Wednesday, September 26, 2012


You may remember a ridiculous Canadian couple that in 2011 announced they were going to stand athwart logic and human biology, and refuse to identify the gender of "Storm," their newborn child.

Kathy Witterick, 38, and David Stocker, 39, have only allowed their midwives and two older sons to peek beneath the diaper of 4-month-old Storm.
When Storm came into the world in a birthing pool on New Year's Day, they sent out this email: "We decided not to share Storm's sex for now -- a tribute to freedom and choice in place of limitation, a standup to what the world could become in Storm's lifetime."
Even Storm's brothers, 2-year-old Kio and 5-year-old Jazz, have been sworn to secrecy, as well as one close family friend. The family, while not hiding their sex of their oldest sons, also allows them to explore their gender identity. Jazz wears his hair in pigtails.

Apparently they weren't completely alone among folks in the frozen north; they have kindred spirits making decisions in the Toronto District School Board.  As Mark Steyn -- himself a victim of Canadian political correctness vigilantism -- observed September 22, 2012 at National Review Online:

A few years ago, when the gay-marriage bandwagon got rolling, some of us argued that “if the sex of the participants is no longer relevant, why should the number be?” The same-sex-marriage crowd swatted the polygamy shtick aside as utterly irrelevant, even though there are far more takers for polygamy than there will ever be for gay marriage, and it is, de facto, already recognized to one degree or another by multiculti types in the British Government pensions department and the French welfare system. 
So here we are in 2012, and the Toronto District School Board has a new poster called “Love Has No Gender", full of happy couples but also happy triples. This poster is in every Toronto grade school.
Heather Has Two Mommies. Heather Has Two Mommies And A Big Bearded Daddy Who Wants To Marry Her Off To Her Cousin In Pakistan. Who are we to judge?

Here's how Michael Coren -- who has been referred to as the Canadian version of Bill O'Reilly -- tackled the issue with a spokesman from a pro-family group.

My few regular readers may remember my alarm when former Mouseketeer and former self-declared virgin Britney Spears went completely over the opposite end with her 2009 smash hit comeback single, "3," which was a plainly-spoken tribute to group sex.  The title of this post ("Living In Sin Is The New Thing") references the lyrics of the song, which also included:

1, 2, 3
 Not only you and me
 Got one eighty degrees
 And I'm caught in between

 1, 2, 3
 Peter, Paul & Mary
 Gettin' down with 3P
 Everybody loves [edited]

I've seen a lot of changes in my life, which spans five decades.  But I never thought I'd see the day when parents so blithely leave child-raising decisions to public school bureaucrats.  It's not as bad in America as it is in Canada yet, but there doesn't seem to be a significant number of people who are standing up to say, "Enough's enough!"

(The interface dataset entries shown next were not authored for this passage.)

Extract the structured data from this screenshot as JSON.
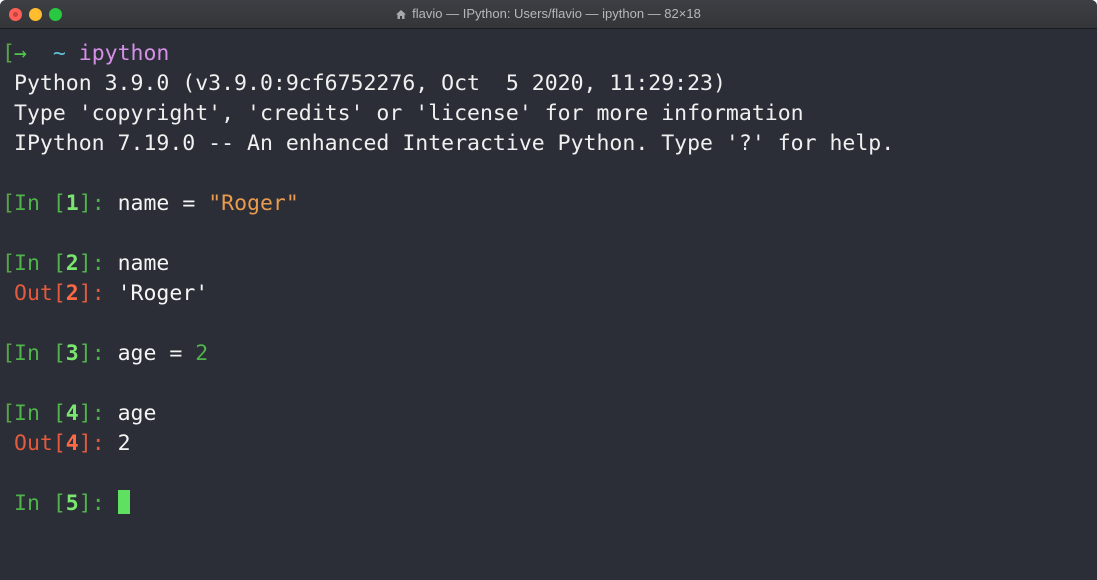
{
  "window": {
    "title": "flavio — IPython: Users/flavio — ipython — 82×18"
  },
  "shell": {
    "arrow": "→",
    "tilde": "~",
    "command": "ipython"
  },
  "banner": [
    "Python 3.9.0 (v3.9.0:9cf6752276, Oct  5 2020, 11:29:23)",
    "Type 'copyright', 'credits' or 'license' for more information",
    "IPython 7.19.0 -- An enhanced Interactive Python. Type '?' for help."
  ],
  "cells": [
    {
      "in_label": "In",
      "in_num": "1",
      "code_pre": "name = ",
      "code_str": "\"Roger\""
    },
    {
      "in_label": "In",
      "in_num": "2",
      "code": "name",
      "out_label": "Out",
      "out_num": "2",
      "out_value": "'Roger'"
    },
    {
      "in_label": "In",
      "in_num": "3",
      "code_pre": "age = ",
      "code_num": "2"
    },
    {
      "in_label": "In",
      "in_num": "4",
      "code": "age",
      "out_label": "Out",
      "out_num": "4",
      "out_value": "2"
    },
    {
      "in_label": "In",
      "in_num": "5"
    }
  ],
  "colors": {
    "background": "#2b2e37",
    "prompt_in": "#4fb34a",
    "prompt_out": "#e35a3c",
    "string": "#e89a4d",
    "cursor": "#5fe060",
    "shell_command": "#d591e8"
  }
}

Friday, September 21, 2012


KPIX-TV (San Francisco) anchor-reporter Ken Bastida, in a live remote at AT&T Park with the Petaluma, CA Little League team that finished 3rd in the 2012 Little League World Series, quizzed 12-year-old pitcher/first baseman Daniel Marzo about how the local girls are reacting to his newfound celebrity.  

He concluded the interview by inviting the presumably pubescent ballplayer to have a beer with him, to which Marzo replied, "Sounds good!"  It's clear that Bastida was joking, but his colleagues in the KPIX studio didn't risk letting his words float out without registering their disapproval.  Allen Martin said be heard saying "No, Ken, we're not going to allow that," followed up by his mumbling "Contributing to the delinquency..." 

It reminded me of the then-controversial 1976 hit movie "The Bad News Bears," starring Walter Matthau as Morris Buttermaker, an alcoholic former minor league pitcher who keeps his one foot out of the grave in the baseball world by coaching a hapless group of youngsters.  SPOILER ALERT: After the Bears narrowly lose the league championship game, Buttermaker dips into his ever-present cooler and tosses bottles of beer to the kids, some of whom partake, although most just poured it on their teammates.